Número total de Afiliações: 3
Tipo de documento: Artigo Científico
Fonte: JOURNAL OF NEUROENGINEERING AND REHABILITATION; v. 10, MAR 25 2013.
Citações Web of Science: 6
Resumo

Background: High-frequency trains of electrical stimulation applied over the human muscles can generate forces higher than would be expected by direct activation of motor axons, as evidenced by an unexpected relation between the stimuli and the evoked contractions, originating what has been called ``extra forces{''}. This phenomenon has been thought to reflect nonlinear input/output neural properties such as plateau potential activation in motoneurons. However, more recent evidence has indicated that extra forces generated during electrical stimulation are mediated primarily, if not exclusively, by an intrinsic muscle property, and not from a central mechanism as previously thought. Given the inherent differences between electrical and vibratory stimuli, this study aimed to investigate: (a) whether the generation of vibration-induced muscle forces results in an unexpected relation between the stimuli and the evoked contractions (i.e. extra forces generation) and (b) whether these extra forces are accompanied by signs of a centrally-mediated mechanism or whether intrinsic muscle properties are the predominant mechanisms. Methods: Six subjects had their Achilles tendon stimulated by 100 Hz vibratory stimuli that linearly increased in amplitude (with a peak-to-peak displacement varying from 0 to 5 mm) for 10 seconds and then linearly decreased to zero for the next 10 seconds. As a measure of motoneuron excitability taken at different times during the vibratory stimulation, short-latency compound muscle action potentials (V/F-waves) were recorded in the soleus muscle in response to supramaximal nerve stimulation. Results: Plantar flexion torque and soleus V/F-wave amplitudes were increased in the second half of the stimulation in comparison with the first half. Conclusion: The present findings provide evidence that vibratory stimuli may trigger a centrally-mediated mechanism that contributes to the generation of extra torques. The vibration-induced increased motoneuron excitability (leading to increased torque generation) presumably activates spinal motoneurons following the size principle, which is a desirable feature for stimulation paradigms involved in rehabilitation programs and exercise training. (AU)

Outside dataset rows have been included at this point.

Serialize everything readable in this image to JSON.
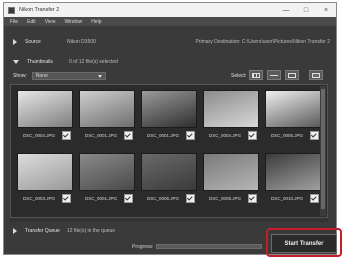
{
  "window": {
    "title": "Nikon Transfer 2"
  },
  "controls": {
    "minimize": "—",
    "maximize": "□",
    "close": "×"
  },
  "menu": [
    "File",
    "Edit",
    "View",
    "Window",
    "Help"
  ],
  "source": {
    "label": "Source",
    "name": "Nikon D3500",
    "destination": "Primary Destination: C:\\Users\\user\\Pictures\\Nikon Transfer 2"
  },
  "thumbnails": {
    "label": "Thumbnails",
    "count": "0 of 12 file(s) selected"
  },
  "toolbar": {
    "show_label": "Show:",
    "show_value": "None",
    "select_label": "Select:"
  },
  "photos": [
    {
      "name": "DSC_0004.JPG",
      "colors": [
        "#e6e6e6",
        "#7e7e7e"
      ]
    },
    {
      "name": "DSC_0001.JPG",
      "colors": [
        "#cfcfcf",
        "#6e6e6e"
      ]
    },
    {
      "name": "DSC_0001.JPG",
      "colors": [
        "#9a9a9a",
        "#2f2f2f"
      ]
    },
    {
      "name": "DSC_0004.JPG",
      "colors": [
        "#8c8c8c",
        "#d8d8d8"
      ]
    },
    {
      "name": "DSC_0005.JPG",
      "colors": [
        "#f0f0f0",
        "#5a5a5a"
      ]
    },
    {
      "name": "DSC_0003.JPG",
      "colors": [
        "#dcdcdc",
        "#9a9a9a"
      ]
    },
    {
      "name": "DSC_0001.JPG",
      "colors": [
        "#8a8a8a",
        "#4a4a4a"
      ]
    },
    {
      "name": "DSC_0006.JPG",
      "colors": [
        "#6a6a6a",
        "#3a3a3a"
      ]
    },
    {
      "name": "DSC_0008.JPG",
      "colors": [
        "#7a7a7a",
        "#b5b5b5"
      ]
    },
    {
      "name": "DSC_0010.JPG",
      "colors": [
        "#3c3c3c",
        "#a0a0a0"
      ]
    }
  ],
  "queue": {
    "label": "Transfer Queue",
    "count": "12 file(s) in the queue"
  },
  "status": {
    "progress_label": "Progress:",
    "progress": 0
  },
  "start_button": {
    "label": "Start Transfer"
  },
  "highlight_color": "#c41e2a"
}
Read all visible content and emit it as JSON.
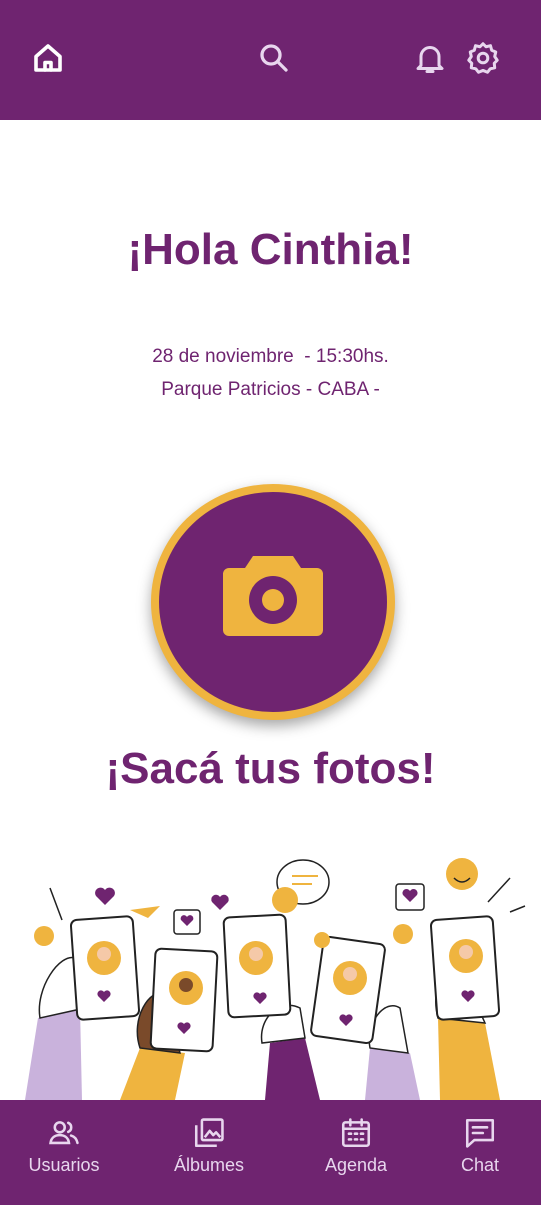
{
  "header": {
    "icons": [
      "home-icon",
      "search-icon",
      "bell-icon",
      "gear-icon"
    ]
  },
  "main": {
    "greeting": "¡Hola Cinthia!",
    "event_date": "28 de noviembre  - 15:30hs.",
    "event_place": "Parque Patricios - CABA -",
    "camera_icon": "camera-icon",
    "cta": "¡Sacá tus fotos!"
  },
  "bottom_nav": {
    "items": [
      {
        "label": "Usuarios",
        "icon": "users-icon"
      },
      {
        "label": "Álbumes",
        "icon": "albums-icon"
      },
      {
        "label": "Agenda",
        "icon": "calendar-icon"
      },
      {
        "label": "Chat",
        "icon": "chat-icon"
      }
    ]
  },
  "colors": {
    "brand_purple": "#6f2470",
    "accent_yellow": "#efb43f",
    "background": "#ffffff"
  }
}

Processo FAPESP: 11/13222-6 - Avaliação de vias inibitórias e do efeito de estimulações com ruído elétrico sobre o controle neuromuscular de flexão plantar
Beneficiário:Fernando Henrique Magalhães
Linha de fomento: Bolsas no Brasil - Pós-Doutorado
Processo FAPESP: 09/09286-9 - Envolvimento do sistema nervoso central na resposta à percepção cinestésica de idosos e sua relação com o controle postural
Beneficiário:Diana Rezende de Toledo
Linha de fomento: Bolsas no Brasil - Doutorado